0697 The effects of an IGR on alfalfa leafcutting bee development

Tuesday, November 18, 2008: 10:20 AM
Room A8, First Floor (Reno-Sparks Convention Center)
Erin W. Hodgson , Department of Entomology, Iowa State University, Ames, IA
Theresa L. Pitts-Singer , Pollinating Insects Research Unit, USDA - ARS, Logan, UT
James D. Barbour , Parma R & E Center, University of Idaho, Parma, ID

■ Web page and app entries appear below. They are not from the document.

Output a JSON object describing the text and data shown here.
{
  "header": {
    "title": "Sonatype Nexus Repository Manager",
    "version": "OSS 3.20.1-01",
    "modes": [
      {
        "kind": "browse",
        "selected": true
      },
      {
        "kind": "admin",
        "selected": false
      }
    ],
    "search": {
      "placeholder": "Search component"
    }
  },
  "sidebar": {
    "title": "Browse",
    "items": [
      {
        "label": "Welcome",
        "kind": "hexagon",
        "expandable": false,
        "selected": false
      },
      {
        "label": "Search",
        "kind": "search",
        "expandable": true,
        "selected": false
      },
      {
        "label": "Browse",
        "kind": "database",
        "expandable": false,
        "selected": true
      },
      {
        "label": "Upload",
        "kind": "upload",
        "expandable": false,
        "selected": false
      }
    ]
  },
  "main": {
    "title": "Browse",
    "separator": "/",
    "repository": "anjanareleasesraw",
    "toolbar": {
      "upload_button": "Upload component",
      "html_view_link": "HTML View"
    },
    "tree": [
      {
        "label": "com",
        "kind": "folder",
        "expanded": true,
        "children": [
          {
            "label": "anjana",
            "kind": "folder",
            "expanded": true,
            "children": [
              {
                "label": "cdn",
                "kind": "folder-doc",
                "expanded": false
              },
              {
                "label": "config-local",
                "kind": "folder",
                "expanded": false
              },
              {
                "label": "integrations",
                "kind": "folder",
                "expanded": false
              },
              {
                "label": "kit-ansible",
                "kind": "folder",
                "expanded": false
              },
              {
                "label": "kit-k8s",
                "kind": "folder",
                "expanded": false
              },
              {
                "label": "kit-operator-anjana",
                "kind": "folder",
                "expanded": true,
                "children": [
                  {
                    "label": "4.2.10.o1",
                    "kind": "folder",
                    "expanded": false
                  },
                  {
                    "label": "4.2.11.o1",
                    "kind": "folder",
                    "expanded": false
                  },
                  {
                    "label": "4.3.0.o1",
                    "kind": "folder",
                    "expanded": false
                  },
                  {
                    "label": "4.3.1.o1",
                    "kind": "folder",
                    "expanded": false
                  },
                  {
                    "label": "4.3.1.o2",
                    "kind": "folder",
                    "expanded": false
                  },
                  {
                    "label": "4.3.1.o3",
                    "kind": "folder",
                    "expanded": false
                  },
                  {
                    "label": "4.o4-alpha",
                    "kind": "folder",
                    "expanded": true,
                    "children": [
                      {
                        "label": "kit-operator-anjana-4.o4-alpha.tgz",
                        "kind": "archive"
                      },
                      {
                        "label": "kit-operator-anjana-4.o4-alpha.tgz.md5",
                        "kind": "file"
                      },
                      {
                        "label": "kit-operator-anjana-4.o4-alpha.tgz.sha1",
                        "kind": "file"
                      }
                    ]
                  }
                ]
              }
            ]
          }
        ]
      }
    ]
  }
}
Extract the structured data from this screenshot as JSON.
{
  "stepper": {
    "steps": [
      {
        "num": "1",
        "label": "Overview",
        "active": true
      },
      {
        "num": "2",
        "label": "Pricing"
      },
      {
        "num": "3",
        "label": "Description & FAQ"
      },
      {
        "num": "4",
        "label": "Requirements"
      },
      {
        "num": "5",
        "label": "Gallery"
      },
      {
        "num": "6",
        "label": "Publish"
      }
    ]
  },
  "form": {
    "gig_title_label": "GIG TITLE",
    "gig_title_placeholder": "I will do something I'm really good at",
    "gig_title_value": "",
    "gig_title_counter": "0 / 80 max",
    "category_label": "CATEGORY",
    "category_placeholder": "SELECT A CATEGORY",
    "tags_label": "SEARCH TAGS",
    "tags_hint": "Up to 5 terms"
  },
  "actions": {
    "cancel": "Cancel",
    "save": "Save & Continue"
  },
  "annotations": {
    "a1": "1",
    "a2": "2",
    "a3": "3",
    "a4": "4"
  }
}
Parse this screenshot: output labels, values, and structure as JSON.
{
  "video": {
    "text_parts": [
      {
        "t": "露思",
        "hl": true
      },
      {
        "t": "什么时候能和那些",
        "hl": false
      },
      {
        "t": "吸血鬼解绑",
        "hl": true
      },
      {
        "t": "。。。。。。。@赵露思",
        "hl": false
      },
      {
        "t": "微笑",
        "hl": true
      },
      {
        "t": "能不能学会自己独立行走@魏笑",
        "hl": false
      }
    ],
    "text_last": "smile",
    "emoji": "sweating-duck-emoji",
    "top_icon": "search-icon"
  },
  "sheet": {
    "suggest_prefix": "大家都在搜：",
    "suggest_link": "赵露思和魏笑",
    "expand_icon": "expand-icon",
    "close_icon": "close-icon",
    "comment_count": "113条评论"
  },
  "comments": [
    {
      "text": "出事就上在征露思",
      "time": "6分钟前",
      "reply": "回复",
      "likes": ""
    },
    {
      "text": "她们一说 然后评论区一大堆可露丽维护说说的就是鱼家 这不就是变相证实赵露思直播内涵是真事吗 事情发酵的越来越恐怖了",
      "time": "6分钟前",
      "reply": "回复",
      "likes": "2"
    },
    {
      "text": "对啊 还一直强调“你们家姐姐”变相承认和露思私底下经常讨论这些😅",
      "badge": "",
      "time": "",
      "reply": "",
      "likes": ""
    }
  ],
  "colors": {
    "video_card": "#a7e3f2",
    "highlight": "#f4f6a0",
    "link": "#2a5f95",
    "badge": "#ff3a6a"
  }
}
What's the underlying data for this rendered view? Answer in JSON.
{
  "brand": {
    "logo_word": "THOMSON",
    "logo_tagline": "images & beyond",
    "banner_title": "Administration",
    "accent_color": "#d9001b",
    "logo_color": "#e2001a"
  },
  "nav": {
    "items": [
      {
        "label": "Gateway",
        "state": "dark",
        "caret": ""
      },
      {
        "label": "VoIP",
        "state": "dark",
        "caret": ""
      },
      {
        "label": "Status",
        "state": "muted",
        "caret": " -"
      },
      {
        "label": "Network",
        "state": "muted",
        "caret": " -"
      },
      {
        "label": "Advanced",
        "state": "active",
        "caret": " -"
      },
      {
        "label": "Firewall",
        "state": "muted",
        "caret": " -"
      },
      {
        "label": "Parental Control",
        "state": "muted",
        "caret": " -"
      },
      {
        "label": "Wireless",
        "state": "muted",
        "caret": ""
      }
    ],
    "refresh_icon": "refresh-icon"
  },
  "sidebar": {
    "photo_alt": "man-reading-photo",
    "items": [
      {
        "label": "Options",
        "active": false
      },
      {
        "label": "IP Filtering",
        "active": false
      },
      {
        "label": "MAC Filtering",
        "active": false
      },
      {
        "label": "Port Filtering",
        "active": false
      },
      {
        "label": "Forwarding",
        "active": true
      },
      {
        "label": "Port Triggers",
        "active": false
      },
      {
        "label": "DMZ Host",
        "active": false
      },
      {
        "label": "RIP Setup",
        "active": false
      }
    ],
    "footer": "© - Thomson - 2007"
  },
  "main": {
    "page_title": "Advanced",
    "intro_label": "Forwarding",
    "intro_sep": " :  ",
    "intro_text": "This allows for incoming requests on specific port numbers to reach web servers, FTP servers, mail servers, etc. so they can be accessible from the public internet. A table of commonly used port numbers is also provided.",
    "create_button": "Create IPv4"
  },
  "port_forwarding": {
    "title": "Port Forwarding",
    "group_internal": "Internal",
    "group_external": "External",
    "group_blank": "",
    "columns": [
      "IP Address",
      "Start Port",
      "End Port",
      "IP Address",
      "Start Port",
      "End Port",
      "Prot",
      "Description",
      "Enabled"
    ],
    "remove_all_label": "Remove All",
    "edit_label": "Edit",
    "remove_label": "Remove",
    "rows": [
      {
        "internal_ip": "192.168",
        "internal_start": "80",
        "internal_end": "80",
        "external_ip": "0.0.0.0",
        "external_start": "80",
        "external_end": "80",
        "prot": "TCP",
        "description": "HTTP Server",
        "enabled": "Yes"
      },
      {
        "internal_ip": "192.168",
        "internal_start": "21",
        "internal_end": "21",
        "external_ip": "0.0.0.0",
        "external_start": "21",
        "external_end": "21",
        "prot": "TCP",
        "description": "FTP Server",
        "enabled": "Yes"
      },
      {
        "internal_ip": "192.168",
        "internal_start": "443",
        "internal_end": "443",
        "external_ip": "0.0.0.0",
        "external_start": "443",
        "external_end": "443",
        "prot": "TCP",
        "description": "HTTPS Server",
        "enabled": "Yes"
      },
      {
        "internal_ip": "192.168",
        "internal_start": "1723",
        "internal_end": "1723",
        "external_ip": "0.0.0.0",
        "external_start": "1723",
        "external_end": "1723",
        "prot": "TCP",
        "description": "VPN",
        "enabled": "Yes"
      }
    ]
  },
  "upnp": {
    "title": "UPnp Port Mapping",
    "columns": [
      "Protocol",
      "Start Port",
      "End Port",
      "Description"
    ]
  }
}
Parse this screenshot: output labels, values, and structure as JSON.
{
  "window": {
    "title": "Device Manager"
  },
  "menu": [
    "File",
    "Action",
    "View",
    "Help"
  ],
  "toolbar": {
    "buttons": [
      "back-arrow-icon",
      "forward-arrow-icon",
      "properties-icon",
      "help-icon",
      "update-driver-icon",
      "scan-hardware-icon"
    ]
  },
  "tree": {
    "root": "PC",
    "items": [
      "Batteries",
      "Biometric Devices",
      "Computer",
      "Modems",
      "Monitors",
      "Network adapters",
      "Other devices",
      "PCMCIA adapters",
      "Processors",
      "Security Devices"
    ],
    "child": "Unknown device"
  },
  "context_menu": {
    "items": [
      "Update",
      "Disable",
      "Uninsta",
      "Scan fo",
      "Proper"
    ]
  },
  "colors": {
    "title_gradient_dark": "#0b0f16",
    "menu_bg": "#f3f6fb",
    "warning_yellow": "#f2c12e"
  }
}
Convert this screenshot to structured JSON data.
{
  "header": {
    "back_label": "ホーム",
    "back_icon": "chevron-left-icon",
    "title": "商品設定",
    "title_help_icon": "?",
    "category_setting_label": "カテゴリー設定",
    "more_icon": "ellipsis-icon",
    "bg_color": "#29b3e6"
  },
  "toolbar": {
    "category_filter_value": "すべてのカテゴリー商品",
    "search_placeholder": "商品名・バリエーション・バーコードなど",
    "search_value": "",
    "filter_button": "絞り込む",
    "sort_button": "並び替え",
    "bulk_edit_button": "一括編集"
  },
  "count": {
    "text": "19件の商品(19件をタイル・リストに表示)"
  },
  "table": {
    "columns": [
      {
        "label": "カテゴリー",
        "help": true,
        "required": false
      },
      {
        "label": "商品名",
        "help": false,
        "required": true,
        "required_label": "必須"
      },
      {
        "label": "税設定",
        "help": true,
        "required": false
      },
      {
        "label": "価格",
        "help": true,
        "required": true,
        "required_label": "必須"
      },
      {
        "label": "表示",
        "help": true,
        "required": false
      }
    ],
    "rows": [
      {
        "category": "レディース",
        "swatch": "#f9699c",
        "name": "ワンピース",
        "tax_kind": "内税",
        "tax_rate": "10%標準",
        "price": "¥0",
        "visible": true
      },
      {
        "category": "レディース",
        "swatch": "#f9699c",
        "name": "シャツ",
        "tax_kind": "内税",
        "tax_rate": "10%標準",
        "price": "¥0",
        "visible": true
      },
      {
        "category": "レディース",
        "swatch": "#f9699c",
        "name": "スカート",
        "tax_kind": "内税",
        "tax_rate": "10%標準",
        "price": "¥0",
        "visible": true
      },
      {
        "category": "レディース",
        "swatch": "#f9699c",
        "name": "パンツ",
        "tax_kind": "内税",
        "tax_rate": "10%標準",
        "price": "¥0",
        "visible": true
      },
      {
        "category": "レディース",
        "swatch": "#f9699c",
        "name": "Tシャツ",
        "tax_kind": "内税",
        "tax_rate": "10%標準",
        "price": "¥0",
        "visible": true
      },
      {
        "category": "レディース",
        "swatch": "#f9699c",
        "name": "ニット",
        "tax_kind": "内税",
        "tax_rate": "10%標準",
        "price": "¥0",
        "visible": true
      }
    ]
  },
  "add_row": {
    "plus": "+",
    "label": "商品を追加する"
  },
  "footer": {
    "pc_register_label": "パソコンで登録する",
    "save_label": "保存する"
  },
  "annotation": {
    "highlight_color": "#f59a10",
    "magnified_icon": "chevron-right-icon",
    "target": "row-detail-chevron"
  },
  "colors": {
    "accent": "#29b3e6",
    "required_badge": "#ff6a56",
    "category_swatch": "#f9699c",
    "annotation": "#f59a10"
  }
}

Alfalfa, Medicago sativa, grown for seed is a thriving industry in northern Utah and southern Idaho. As with many perennial cropping systems, there are several insects that are considered pests because they can reduce optimal seed production. In particular, several Lygus spp. are consistently present and can reduce yield by feeding on developing seeds. Unfortunately, managing pests is difficult when alfalfa seed requires alfalfa leafcutting bees, Megachile rotundata, for pollination. An insect growth regulator, Rimon 0.83EC (Novaluron) is considered a reduced risk alternative to reduce lygus bugs while conserving the pollinators; however, the effects of Rimon on the subsequent generation of bees is not well understood. Anecdotal evidence suggested an insect growth regulator may cause mortality to offspring. Six treatments (10x, 2x, 1x, 1/2x, water, blank) were applied directly to alfalfa leafcutting bee eggs. Egg hatch was recorded for each treatment and subsequent larval development was monitored. Results and potential management implications will be discussed.

doi: 10.1603/ICE.2016.38927